_Activity_: Write the whole listing out again, word for word.

_Listed records_:
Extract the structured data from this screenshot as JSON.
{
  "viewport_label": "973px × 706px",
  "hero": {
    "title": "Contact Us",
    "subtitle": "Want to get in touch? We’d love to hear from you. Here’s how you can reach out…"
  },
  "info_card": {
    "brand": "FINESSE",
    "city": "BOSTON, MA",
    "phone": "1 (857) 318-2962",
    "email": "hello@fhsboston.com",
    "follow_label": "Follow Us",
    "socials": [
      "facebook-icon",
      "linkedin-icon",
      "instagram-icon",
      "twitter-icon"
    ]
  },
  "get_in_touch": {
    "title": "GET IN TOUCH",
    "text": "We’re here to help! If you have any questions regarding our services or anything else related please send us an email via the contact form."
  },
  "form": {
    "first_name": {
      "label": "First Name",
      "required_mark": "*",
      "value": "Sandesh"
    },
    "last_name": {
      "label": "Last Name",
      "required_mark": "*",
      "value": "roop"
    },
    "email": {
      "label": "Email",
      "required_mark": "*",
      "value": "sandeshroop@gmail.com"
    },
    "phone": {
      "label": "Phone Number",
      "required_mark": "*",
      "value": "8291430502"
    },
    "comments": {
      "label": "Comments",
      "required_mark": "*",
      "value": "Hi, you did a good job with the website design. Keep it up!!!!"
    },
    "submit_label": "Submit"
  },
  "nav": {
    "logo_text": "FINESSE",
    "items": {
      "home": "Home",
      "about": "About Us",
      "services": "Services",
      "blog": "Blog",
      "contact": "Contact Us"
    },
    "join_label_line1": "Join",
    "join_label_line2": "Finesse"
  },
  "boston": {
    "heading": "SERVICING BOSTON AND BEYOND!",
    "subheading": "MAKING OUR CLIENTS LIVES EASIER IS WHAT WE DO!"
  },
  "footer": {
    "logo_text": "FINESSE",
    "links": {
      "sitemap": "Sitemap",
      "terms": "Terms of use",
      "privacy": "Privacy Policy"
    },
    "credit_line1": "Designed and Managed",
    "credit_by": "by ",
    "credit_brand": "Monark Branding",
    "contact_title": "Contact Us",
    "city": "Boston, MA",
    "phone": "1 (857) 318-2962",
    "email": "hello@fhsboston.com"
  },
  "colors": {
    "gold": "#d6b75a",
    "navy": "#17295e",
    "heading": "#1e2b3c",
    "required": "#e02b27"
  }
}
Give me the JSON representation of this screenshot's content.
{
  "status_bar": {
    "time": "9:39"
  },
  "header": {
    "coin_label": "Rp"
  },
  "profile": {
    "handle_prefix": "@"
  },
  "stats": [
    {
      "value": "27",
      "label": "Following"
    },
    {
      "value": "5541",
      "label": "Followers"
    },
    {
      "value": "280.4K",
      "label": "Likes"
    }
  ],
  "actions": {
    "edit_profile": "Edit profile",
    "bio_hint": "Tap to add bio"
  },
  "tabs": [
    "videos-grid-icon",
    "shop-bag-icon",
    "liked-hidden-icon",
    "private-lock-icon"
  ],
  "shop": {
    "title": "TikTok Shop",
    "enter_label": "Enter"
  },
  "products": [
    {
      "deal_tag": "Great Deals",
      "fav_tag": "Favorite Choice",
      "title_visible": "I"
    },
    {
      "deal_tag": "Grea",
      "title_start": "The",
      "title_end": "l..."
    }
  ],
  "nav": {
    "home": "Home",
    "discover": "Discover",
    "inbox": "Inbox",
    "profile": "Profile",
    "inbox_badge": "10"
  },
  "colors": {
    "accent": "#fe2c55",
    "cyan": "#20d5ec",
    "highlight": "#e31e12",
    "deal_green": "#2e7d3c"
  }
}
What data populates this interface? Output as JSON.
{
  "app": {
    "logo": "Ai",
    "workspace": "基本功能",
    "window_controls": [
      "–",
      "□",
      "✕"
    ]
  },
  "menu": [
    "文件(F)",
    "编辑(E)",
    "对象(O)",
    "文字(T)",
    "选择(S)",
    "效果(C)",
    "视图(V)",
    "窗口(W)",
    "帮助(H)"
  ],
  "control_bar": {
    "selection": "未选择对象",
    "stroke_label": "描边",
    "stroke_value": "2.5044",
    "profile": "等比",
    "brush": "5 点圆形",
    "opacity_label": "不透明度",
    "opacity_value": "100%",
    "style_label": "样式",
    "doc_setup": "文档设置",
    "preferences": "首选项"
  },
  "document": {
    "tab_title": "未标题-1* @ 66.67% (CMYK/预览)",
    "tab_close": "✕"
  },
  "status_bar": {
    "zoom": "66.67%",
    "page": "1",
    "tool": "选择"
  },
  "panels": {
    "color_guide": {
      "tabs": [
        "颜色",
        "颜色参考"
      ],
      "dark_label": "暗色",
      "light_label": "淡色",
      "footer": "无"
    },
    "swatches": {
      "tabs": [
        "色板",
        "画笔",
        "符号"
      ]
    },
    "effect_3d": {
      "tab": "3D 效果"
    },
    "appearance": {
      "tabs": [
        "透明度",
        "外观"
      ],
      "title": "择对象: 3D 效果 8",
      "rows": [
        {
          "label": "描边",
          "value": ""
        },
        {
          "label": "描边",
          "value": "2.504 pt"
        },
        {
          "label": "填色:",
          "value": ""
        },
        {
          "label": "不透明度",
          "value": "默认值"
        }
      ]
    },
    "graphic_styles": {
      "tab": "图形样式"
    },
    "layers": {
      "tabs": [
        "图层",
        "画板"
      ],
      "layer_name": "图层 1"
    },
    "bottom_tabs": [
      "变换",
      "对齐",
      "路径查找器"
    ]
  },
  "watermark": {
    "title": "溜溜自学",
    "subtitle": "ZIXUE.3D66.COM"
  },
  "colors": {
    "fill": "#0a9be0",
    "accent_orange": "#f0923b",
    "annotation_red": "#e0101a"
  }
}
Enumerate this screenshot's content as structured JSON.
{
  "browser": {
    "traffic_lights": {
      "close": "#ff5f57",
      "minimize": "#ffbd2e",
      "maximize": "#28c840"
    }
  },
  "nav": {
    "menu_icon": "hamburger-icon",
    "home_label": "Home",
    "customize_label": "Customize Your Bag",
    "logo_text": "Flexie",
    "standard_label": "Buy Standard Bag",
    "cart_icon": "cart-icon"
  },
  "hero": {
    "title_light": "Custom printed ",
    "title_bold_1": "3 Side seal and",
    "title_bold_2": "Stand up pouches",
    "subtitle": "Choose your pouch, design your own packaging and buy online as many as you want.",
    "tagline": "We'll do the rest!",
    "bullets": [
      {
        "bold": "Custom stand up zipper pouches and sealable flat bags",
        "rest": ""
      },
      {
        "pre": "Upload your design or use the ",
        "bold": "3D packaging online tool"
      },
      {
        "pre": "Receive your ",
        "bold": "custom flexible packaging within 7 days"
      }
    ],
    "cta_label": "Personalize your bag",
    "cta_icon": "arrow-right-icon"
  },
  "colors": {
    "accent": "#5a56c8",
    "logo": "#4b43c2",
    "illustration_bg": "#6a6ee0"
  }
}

_Solution for this task_:
Extract the structured data from this screenshot as JSON.
{
  "viewport_label": "973px × 706px",
  "hero": {
    "title": "Contact Us",
    "subtitle": "Want to get in touch? We’d love to hear from you. Here’s how you can reach out…"
  },
  "info_card": {
    "brand": "FINESSE",
    "city": "BOSTON, MA",
    "phone": "1 (857) 318-2962",
    "email": "hello@fhsboston.com",
    "follow_label": "Follow Us",
    "socials": [
      "facebook-icon",
      "linkedin-icon",
      "instagram-icon",
      "twitter-icon"
    ]
  },
  "get_in_touch": {
    "title": "GET IN TOUCH",
    "text": "We’re here to help! If you have any questions regarding our services or anything else related please send us an email via the contact form."
  },
  "form": {
    "first_name": {
      "label": "First Name",
      "required_mark": "*",
      "value": "Sandesh"
    },
    "last_name": {
      "label": "Last Name",
      "required_mark": "*",
      "value": "roop"
    },
    "email": {
      "label": "Email",
      "required_mark": "*",
      "value": "sandeshroop@gmail.com"
    },
    "phone": {
      "label": "Phone Number",
      "required_mark": "*",
      "value": "8291430502"
    },
    "comments": {
      "label": "Comments",
      "required_mark": "*",
      "value": "Hi, you did a good job with the website design. Keep it up!!!!"
    },
    "submit_label": "Submit"
  },
  "nav": {
    "logo_text": "FINESSE",
    "items": {
      "home": "Home",
      "about": "About Us",
      "services": "Services",
      "blog": "Blog",
      "contact": "Contact Us"
    },
    "join_label_line1": "Join",
    "join_label_line2": "Finesse"
  },
  "boston": {
    "heading": "SERVICING BOSTON AND BEYOND!",
    "subheading": "MAKING OUR CLIENTS LIVES EASIER IS WHAT WE DO!"
  },
  "footer": {
    "logo_text": "FINESSE",
    "links": {
      "sitemap": "Sitemap",
      "terms": "Terms of use",
      "privacy": "Privacy Policy"
    },
    "credit_line1": "Designed and Managed",
    "credit_by": "by ",
    "credit_brand": "Monark Branding",
    "contact_title": "Contact Us",
    "city": "Boston, MA",
    "phone": "1 (857) 318-2962",
    "email": "hello@fhsboston.com"
  },
  "colors": {
    "gold": "#d6b75a",
    "navy": "#17295e",
    "heading": "#1e2b3c",
    "required": "#e02b27"
  }
}
Give me the JSON representation of this screenshot's content.
{
  "status_bar": {
    "time": "9:39"
  },
  "header": {
    "coin_label": "Rp"
  },
  "profile": {
    "handle_prefix": "@"
  },
  "stats": [
    {
      "value": "27",
      "label": "Following"
    },
    {
      "value": "5541",
      "label": "Followers"
    },
    {
      "value": "280.4K",
      "label": "Likes"
    }
  ],
  "actions": {
    "edit_profile": "Edit profile",
    "bio_hint": "Tap to add bio"
  },
  "tabs": [
    "videos-grid-icon",
    "shop-bag-icon",
    "liked-hidden-icon",
    "private-lock-icon"
  ],
  "shop": {
    "title": "TikTok Shop",
    "enter_label": "Enter"
  },
  "products": [
    {
      "deal_tag": "Great Deals",
      "fav_tag": "Favorite Choice",
      "title_visible": "I"
    },
    {
      "deal_tag": "Grea",
      "title_start": "The",
      "title_end": "l..."
    }
  ],
  "nav": {
    "home": "Home",
    "discover": "Discover",
    "inbox": "Inbox",
    "profile": "Profile",
    "inbox_badge": "10"
  },
  "colors": {
    "accent": "#fe2c55",
    "cyan": "#20d5ec",
    "highlight": "#e31e12",
    "deal_green": "#2e7d3c"
  }
}
What data populates this interface? Output as JSON.
{
  "app": {
    "logo": "Ai",
    "workspace": "基本功能",
    "window_controls": [
      "–",
      "□",
      "✕"
    ]
  },
  "menu": [
    "文件(F)",
    "编辑(E)",
    "对象(O)",
    "文字(T)",
    "选择(S)",
    "效果(C)",
    "视图(V)",
    "窗口(W)",
    "帮助(H)"
  ],
  "control_bar": {
    "selection": "未选择对象",
    "stroke_label": "描边",
    "stroke_value": "2.5044",
    "profile": "等比",
    "brush": "5 点圆形",
    "opacity_label": "不透明度",
    "opacity_value": "100%",
    "style_label": "样式",
    "doc_setup": "文档设置",
    "preferences": "首选项"
  },
  "document": {
    "tab_title": "未标题-1* @ 66.67% (CMYK/预览)",
    "tab_close": "✕"
  },
  "status_bar": {
    "zoom": "66.67%",
    "page": "1",
    "tool": "选择"
  },
  "panels": {
    "color_guide": {
      "tabs": [
        "颜色",
        "颜色参考"
      ],
      "dark_label": "暗色",
      "light_label": "淡色",
      "footer": "无"
    },
    "swatches": {
      "tabs": [
        "色板",
        "画笔",
        "符号"
      ]
    },
    "effect_3d": {
      "tab": "3D 效果"
    },
    "appearance": {
      "tabs": [
        "透明度",
        "外观"
      ],
      "title": "择对象: 3D 效果 8",
      "rows": [
        {
          "label": "描边",
          "value": ""
        },
        {
          "label": "描边",
          "value": "2.504 pt"
        },
        {
          "label": "填色:",
          "value": ""
        },
        {
          "label": "不透明度",
          "value": "默认值"
        }
      ]
    },
    "graphic_styles": {
      "tab": "图形样式"
    },
    "layers": {
      "tabs": [
        "图层",
        "画板"
      ],
      "layer_name": "图层 1"
    },
    "bottom_tabs": [
      "变换",
      "对齐",
      "路径查找器"
    ]
  },
  "watermark": {
    "title": "溜溜自学",
    "subtitle": "ZIXUE.3D66.COM"
  },
  "colors": {
    "fill": "#0a9be0",
    "accent_orange": "#f0923b",
    "annotation_red": "#e0101a"
  }
}
Enumerate this screenshot's content as structured JSON.
{
  "browser": {
    "traffic_lights": {
      "close": "#ff5f57",
      "minimize": "#ffbd2e",
      "maximize": "#28c840"
    }
  },
  "nav": {
    "menu_icon": "hamburger-icon",
    "home_label": "Home",
    "customize_label": "Customize Your Bag",
    "logo_text": "Flexie",
    "standard_label": "Buy Standard Bag",
    "cart_icon": "cart-icon"
  },
  "hero": {
    "title_light": "Custom printed ",
    "title_bold_1": "3 Side seal and",
    "title_bold_2": "Stand up pouches",
    "subtitle": "Choose your pouch, design your own packaging and buy online as many as you want.",
    "tagline": "We'll do the rest!",
    "bullets": [
      {
        "bold": "Custom stand up zipper pouches and sealable flat bags",
        "rest": ""
      },
      {
        "pre": "Upload your design or use the ",
        "bold": "3D packaging online tool"
      },
      {
        "pre": "Receive your ",
        "bold": "custom flexible packaging within 7 days"
      }
    ],
    "cta_label": "Personalize your bag",
    "cta_icon": "arrow-right-icon"
  },
  "colors": {
    "accent": "#5a56c8",
    "logo": "#4b43c2",
    "illustration_bg": "#6a6ee0"
  }
}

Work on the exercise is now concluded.